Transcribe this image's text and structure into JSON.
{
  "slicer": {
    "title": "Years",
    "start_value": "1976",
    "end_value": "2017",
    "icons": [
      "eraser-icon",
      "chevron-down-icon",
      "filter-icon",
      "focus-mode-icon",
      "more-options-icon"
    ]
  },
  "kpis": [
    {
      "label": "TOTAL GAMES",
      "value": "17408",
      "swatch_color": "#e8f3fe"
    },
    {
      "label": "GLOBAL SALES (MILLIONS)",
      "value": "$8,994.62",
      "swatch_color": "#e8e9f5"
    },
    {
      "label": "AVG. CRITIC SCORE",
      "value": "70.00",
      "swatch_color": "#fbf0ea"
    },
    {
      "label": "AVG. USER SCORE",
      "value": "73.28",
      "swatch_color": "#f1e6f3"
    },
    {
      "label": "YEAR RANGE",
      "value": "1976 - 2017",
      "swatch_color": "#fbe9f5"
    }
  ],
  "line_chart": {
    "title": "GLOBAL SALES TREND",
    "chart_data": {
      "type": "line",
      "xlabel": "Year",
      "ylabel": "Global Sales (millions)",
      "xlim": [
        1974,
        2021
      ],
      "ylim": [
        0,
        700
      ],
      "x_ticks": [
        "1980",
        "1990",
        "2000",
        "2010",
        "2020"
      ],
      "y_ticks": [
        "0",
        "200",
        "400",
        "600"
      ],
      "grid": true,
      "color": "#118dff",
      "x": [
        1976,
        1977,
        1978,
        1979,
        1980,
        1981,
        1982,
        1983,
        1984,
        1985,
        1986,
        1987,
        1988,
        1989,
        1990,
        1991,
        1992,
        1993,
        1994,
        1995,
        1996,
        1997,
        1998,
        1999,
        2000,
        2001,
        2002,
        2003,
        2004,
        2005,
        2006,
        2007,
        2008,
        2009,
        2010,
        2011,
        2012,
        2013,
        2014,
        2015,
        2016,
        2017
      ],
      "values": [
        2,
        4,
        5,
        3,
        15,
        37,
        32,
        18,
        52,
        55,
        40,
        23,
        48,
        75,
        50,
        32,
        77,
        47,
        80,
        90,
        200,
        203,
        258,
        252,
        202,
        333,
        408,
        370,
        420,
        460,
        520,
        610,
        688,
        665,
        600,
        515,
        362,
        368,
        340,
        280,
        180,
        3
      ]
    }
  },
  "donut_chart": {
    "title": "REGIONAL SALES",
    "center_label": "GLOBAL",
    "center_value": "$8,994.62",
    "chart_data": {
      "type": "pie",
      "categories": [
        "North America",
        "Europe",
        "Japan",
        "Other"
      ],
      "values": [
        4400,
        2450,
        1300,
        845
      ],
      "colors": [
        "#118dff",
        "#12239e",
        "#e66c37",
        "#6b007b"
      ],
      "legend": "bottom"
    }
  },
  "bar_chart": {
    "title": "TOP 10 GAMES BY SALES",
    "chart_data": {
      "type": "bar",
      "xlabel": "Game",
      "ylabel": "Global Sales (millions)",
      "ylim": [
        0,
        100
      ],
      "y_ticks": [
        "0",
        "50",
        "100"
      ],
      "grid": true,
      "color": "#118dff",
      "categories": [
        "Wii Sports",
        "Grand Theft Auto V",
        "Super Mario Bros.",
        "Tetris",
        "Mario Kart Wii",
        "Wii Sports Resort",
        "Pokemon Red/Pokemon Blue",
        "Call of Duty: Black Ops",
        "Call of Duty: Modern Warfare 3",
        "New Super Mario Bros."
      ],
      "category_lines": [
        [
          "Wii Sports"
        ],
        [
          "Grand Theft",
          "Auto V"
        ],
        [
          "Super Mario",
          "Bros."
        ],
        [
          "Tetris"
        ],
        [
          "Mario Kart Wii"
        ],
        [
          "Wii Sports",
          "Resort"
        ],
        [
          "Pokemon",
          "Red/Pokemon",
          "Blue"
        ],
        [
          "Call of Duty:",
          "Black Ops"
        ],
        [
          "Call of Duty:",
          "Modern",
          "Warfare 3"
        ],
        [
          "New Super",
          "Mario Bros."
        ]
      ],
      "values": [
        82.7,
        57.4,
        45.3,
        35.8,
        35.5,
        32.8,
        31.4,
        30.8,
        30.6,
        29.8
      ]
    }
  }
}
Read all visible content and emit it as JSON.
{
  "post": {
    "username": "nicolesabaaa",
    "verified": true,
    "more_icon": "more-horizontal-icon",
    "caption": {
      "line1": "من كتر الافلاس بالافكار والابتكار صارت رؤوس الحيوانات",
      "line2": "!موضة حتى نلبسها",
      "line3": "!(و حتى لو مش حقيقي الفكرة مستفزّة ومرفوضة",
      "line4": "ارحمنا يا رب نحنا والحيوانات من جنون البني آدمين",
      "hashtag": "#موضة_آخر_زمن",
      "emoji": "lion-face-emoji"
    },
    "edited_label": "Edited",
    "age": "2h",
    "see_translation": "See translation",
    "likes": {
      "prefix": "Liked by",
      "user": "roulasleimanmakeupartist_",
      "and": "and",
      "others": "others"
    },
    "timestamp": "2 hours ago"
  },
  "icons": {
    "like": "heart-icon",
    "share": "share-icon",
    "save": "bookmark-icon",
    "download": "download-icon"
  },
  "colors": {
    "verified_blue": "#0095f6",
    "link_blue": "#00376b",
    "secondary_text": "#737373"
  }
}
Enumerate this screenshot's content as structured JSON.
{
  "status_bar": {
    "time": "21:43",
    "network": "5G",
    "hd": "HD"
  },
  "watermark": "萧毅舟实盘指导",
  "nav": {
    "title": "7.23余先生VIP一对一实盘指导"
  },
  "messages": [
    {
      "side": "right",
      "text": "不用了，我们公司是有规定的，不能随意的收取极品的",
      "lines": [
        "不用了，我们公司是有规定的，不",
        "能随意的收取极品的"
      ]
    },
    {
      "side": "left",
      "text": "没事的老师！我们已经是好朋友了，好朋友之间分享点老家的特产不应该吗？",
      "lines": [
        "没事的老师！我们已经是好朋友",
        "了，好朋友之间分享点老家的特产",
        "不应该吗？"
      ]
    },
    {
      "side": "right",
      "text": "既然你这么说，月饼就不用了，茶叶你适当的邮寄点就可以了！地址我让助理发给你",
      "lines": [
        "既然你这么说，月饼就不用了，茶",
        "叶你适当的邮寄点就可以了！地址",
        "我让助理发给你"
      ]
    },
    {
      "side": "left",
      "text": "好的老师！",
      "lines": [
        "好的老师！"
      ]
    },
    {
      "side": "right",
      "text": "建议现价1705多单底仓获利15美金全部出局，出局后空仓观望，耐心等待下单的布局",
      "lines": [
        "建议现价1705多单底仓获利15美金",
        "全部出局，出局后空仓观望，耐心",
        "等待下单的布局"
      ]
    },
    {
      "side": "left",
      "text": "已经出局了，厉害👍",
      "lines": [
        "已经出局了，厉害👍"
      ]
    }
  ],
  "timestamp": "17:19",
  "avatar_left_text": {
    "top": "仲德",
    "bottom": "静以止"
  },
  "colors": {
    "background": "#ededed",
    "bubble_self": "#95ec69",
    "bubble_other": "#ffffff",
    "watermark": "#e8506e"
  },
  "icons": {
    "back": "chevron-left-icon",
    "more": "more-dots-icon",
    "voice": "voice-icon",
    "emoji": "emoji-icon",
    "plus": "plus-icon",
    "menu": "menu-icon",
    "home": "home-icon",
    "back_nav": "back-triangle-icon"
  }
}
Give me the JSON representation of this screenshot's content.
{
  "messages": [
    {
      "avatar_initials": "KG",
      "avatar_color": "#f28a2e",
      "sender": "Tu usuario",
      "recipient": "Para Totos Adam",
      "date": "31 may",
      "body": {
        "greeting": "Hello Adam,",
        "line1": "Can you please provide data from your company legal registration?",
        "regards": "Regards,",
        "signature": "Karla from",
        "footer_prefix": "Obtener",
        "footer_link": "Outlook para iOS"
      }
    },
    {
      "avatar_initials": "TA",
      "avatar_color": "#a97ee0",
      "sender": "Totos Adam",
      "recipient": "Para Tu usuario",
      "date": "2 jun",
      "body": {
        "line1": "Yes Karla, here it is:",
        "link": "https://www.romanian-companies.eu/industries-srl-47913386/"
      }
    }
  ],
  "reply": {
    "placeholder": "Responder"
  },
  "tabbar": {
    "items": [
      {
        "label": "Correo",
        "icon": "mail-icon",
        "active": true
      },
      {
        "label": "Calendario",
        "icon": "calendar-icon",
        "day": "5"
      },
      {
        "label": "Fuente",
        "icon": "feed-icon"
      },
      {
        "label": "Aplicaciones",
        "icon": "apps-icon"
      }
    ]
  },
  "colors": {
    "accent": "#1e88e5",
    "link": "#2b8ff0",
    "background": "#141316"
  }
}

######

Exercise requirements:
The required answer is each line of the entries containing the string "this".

Output below:
Transcribe this image's text and structure into JSON.
Enumerate this screenshot's content as structured JSON.
Give me the JSON representation of this screenshot's content.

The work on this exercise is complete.